Well, in the post-World War II era, right up to about 1980, average wages grew fairly steadily, tracking the increasing productivity of the American worker. That makes sense, as productivity measures the value-added per worker. Of course, these increases in productivity were shared proportionately between corporations, their shareholders, and their workers, so prosperity buoyed everyone.
Since 1980 we have had tremendous growth in productivity — an increase of 80 percent. And what happened to wages? For the typical worker, real hourly wages grew by 10 percent. The connection between productivity and wages had been severed. And it has only gotten worse in the past 10 years, with wages stagnant and jobs disappearing.
Since Washington depends mostly on sales tax for public revenue, when people’s wages are flat (or they lose their jobs) they don’t buy so many products and public receipts tumble. That’s what is really threatening middle class services like K-12 education and our public colleges and universities, parks and recreation facilities, care for the disabled and blind, and clean-up of contaminated land and water.

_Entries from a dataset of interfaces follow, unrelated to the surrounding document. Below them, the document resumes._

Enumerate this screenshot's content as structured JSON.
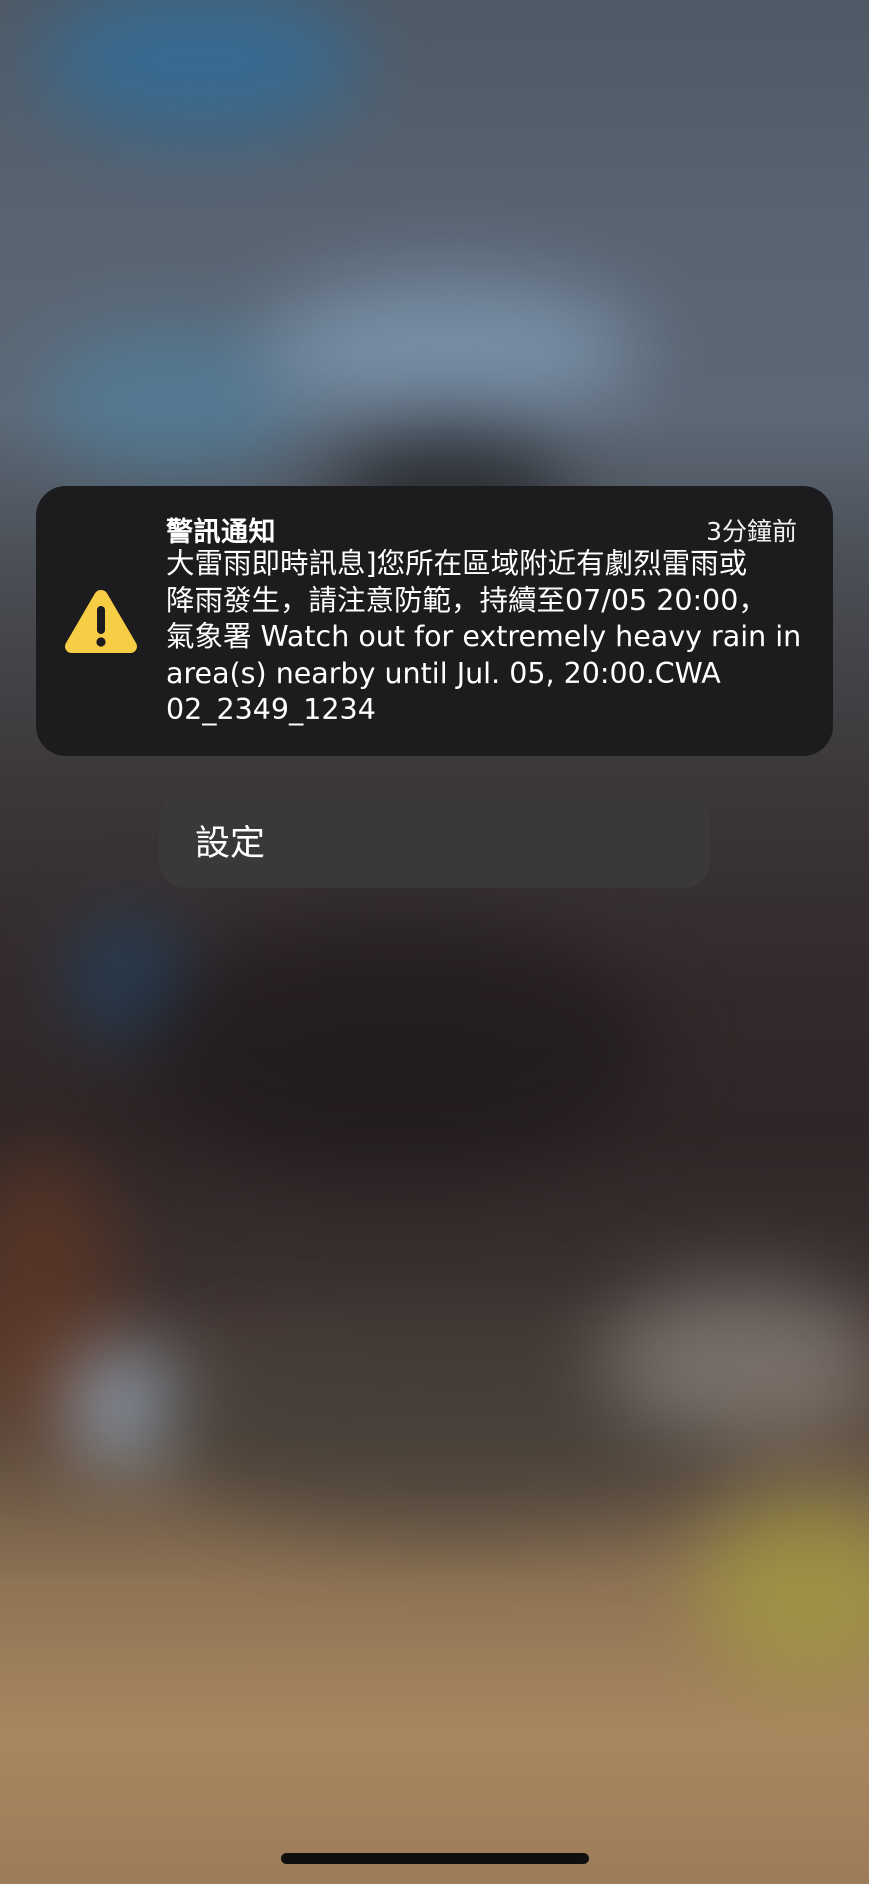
{
  "notification": {
    "title": "警訊通知",
    "time": "3分鐘前",
    "body_lines": [
      "大雷雨即時訊息]您所在區域附近有劇烈雷雨或",
      "降雨發生，請注意防範，持續至07/05 20:00，",
      "氣象署 Watch out for extremely heavy rain in",
      "area(s) nearby until Jul. 05, 20:00.CWA",
      "02_2349_1234"
    ],
    "icon": "warning-triangle-icon",
    "icon_color": "#f7cd45"
  },
  "settings": {
    "label": "設定"
  },
  "colors": {
    "card_background": "#1c1c1e",
    "button_background": "#3a3938"
  }
}
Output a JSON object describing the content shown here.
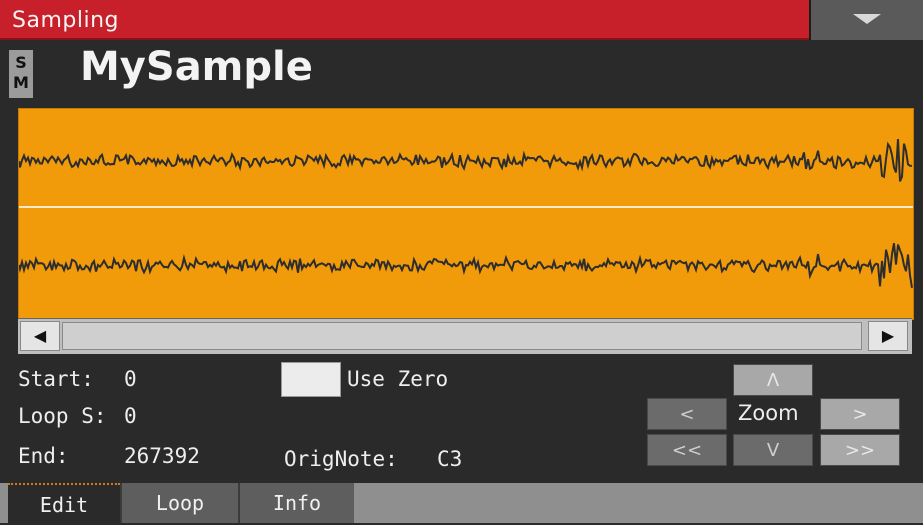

What about that extra money? In 1968 the average income of the top 1 percent of households in the country was 10 times the average income of everyone else, all 99 percent of us: $390,000 for the top and $40,000 for everyone else. By 2007, the average income of the top 1 percent had jumped to $1.4 million, 30 times the average income of the bottom 99 percent ($46,000).

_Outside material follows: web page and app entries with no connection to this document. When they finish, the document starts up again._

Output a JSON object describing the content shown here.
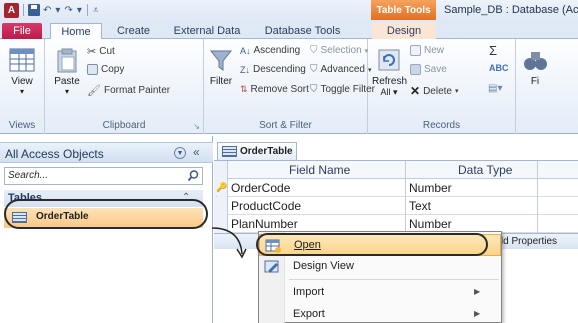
{
  "titlebar": {
    "app_letter": "A",
    "context_tab_header": "Table Tools",
    "doc_title": "Sample_DB : Database (Acc"
  },
  "tabs": {
    "file": "File",
    "home": "Home",
    "create": "Create",
    "external": "External Data",
    "dbtools": "Database Tools",
    "design": "Design"
  },
  "ribbon": {
    "views": {
      "label": "Views",
      "view": "View"
    },
    "clipboard": {
      "label": "Clipboard",
      "paste": "Paste",
      "cut": "Cut",
      "copy": "Copy",
      "format_painter": "Format Painter"
    },
    "sort_filter": {
      "label": "Sort & Filter",
      "filter": "Filter",
      "ascending": "Ascending",
      "descending": "Descending",
      "remove_sort": "Remove Sort",
      "selection": "Selection",
      "advanced": "Advanced",
      "toggle_filter": "Toggle Filter"
    },
    "records": {
      "label": "Records",
      "refresh": "Refresh",
      "refresh_sub": "All",
      "new": "New",
      "save": "Save",
      "delete": "Delete"
    },
    "find": {
      "label_partial": "Fi"
    }
  },
  "nav": {
    "title": "All Access Objects",
    "search_placeholder": "Search...",
    "group": "Tables",
    "items": [
      {
        "label": "OrderTable"
      }
    ]
  },
  "object": {
    "tab_label": "OrderTable",
    "columns": [
      "Field Name",
      "Data Type"
    ],
    "rows": [
      {
        "field": "OrderCode",
        "type": "Number",
        "key": true
      },
      {
        "field": "ProductCode",
        "type": "Text",
        "key": false
      },
      {
        "field": "PlanNumber",
        "type": "Number",
        "key": false
      }
    ],
    "field_properties": "Field Properties"
  },
  "context_menu": {
    "items": [
      {
        "label": "Open",
        "icon": "open-table-icon",
        "active": true,
        "submenu": false
      },
      {
        "label": "Design View",
        "icon": "design-view-icon",
        "active": false,
        "submenu": false
      },
      {
        "label": "Import",
        "icon": "",
        "active": false,
        "submenu": true
      },
      {
        "label": "Export",
        "icon": "",
        "active": false,
        "submenu": true
      }
    ]
  }
}
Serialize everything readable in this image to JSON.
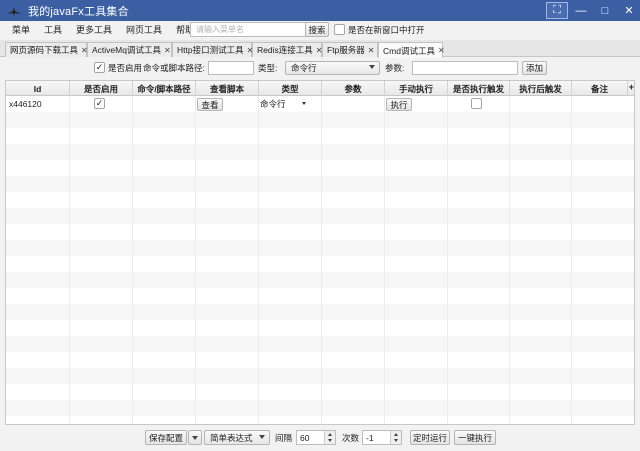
{
  "window": {
    "title": "我的javaFx工具集合",
    "buttons": [
      "⛶",
      "—",
      "□",
      "✕"
    ]
  },
  "menubar": {
    "items": [
      "菜单",
      "工具",
      "更多工具",
      "网页工具",
      "帮助"
    ],
    "search_placeholder": "请输入菜单名",
    "search_button": "搜索",
    "new_window_label": "是否在新窗口中打开",
    "new_window_checked": false
  },
  "tabs": [
    {
      "label": "网页源码下载工具",
      "selected": false
    },
    {
      "label": "ActiveMq调试工具",
      "selected": false
    },
    {
      "label": "Http接口测试工具",
      "selected": false
    },
    {
      "label": "Redis连接工具",
      "selected": false
    },
    {
      "label": "Ftp服务器",
      "selected": false
    },
    {
      "label": "Cmd调试工具",
      "selected": true
    }
  ],
  "toolbar": {
    "enabled_label": "是否启用",
    "enabled_checked": true,
    "path_label": "命令或脚本路径:",
    "path_value": "",
    "type_label": "类型:",
    "type_value": "命令行",
    "params_label": "参数:",
    "params_value": "",
    "add_button": "添加"
  },
  "table": {
    "columns": [
      "Id",
      "是否启用",
      "命令/脚本路径",
      "查看脚本",
      "类型",
      "参数",
      "手动执行",
      "是否执行触发",
      "执行后触发",
      "备注"
    ],
    "plus": "+",
    "rows": [
      {
        "id": "x446120",
        "enabled": true,
        "path": "",
        "view_button": "查看",
        "type": "命令行",
        "params": "",
        "run_button": "执行",
        "trigger": false,
        "after": "",
        "note": ""
      }
    ]
  },
  "bottombar": {
    "save_config": "保存配置",
    "expression_type": "简单表达式",
    "interval_label": "间隔",
    "interval_value": "60",
    "count_label": "次数",
    "count_value": "-1",
    "timed_run": "定时运行",
    "run_all": "一键执行"
  }
}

The other place you’ll find the money is in corporate profits, which are now 22 percent above their pre-recession level. All this money going to corporations and the very wealthy might generate jobs somewhere — but not necessarily in our state. Corporations don’t abide by national boundaries or a sense of patriotism. They are looking for the absolutely lowest short-term cost of production. And that is more likely in China that at home.
Meanwhile, last November, Steve Ballmer, the 33rd wealthiest person in the world with a net worth of $33 billion, sold off $2 billion in stock to “diversify his holdings and to help with tax planning.” So much for job creation. This month Paul Allen, with $14 billion in wealth, bought a refurbished Russian MIG fighter jet. And Jeff Bezos, owner of Amazon, whose net worth is $12.3 billion, refuses, in any state where he can get away with it, to collect sales taxes on Amazon sales, further starving state governments from revenue for middle class services (and giving him a big advantage over bookstores on Main Street!).
What do these guys have in common? They are among the wealthiest people in the world, and they want their wealth only for themselves. So they all pitched in with six figure contributions to defeat Initiative 1098 last year, which would have taxed their income above $400,000. Not a lot, but why give up anything when you are at the pinnacle?
Here’s why: That 1098 money would have funded Basic Health, which is about to run out of money. What would Paul Allen, Steve Balmer and Jeff Bezos say to the woman who just wrote me about her situation?
“This can truly be a life or death issue for some of us. I was diagnosed with a very early-stage melanoma just two weeks ago, and now need to be seen by the dermatologist every couple of months, and also have other medical issues. My husband has had abnormal PSA tests in the past that we need to monitor.
“We feel very lucky to be on Basic Health. I don’t know what will happen to us if it ends…”
Mr. Allen, Mr. Ballmer and Mr. Bezos: We can’t make you fund public services. But your hearts might lead you there. Why don’t you simply give $100 million for Basic Health? That’s about seventeen one-hundredths of your combined wealth — small change for the health of the citizens of our state. You are not broke. And we don’t need to be.
John Burbank is executive director of the Economic Opportunity Institute (www.eoionline.org). His email address is firstname.lastname@example.org.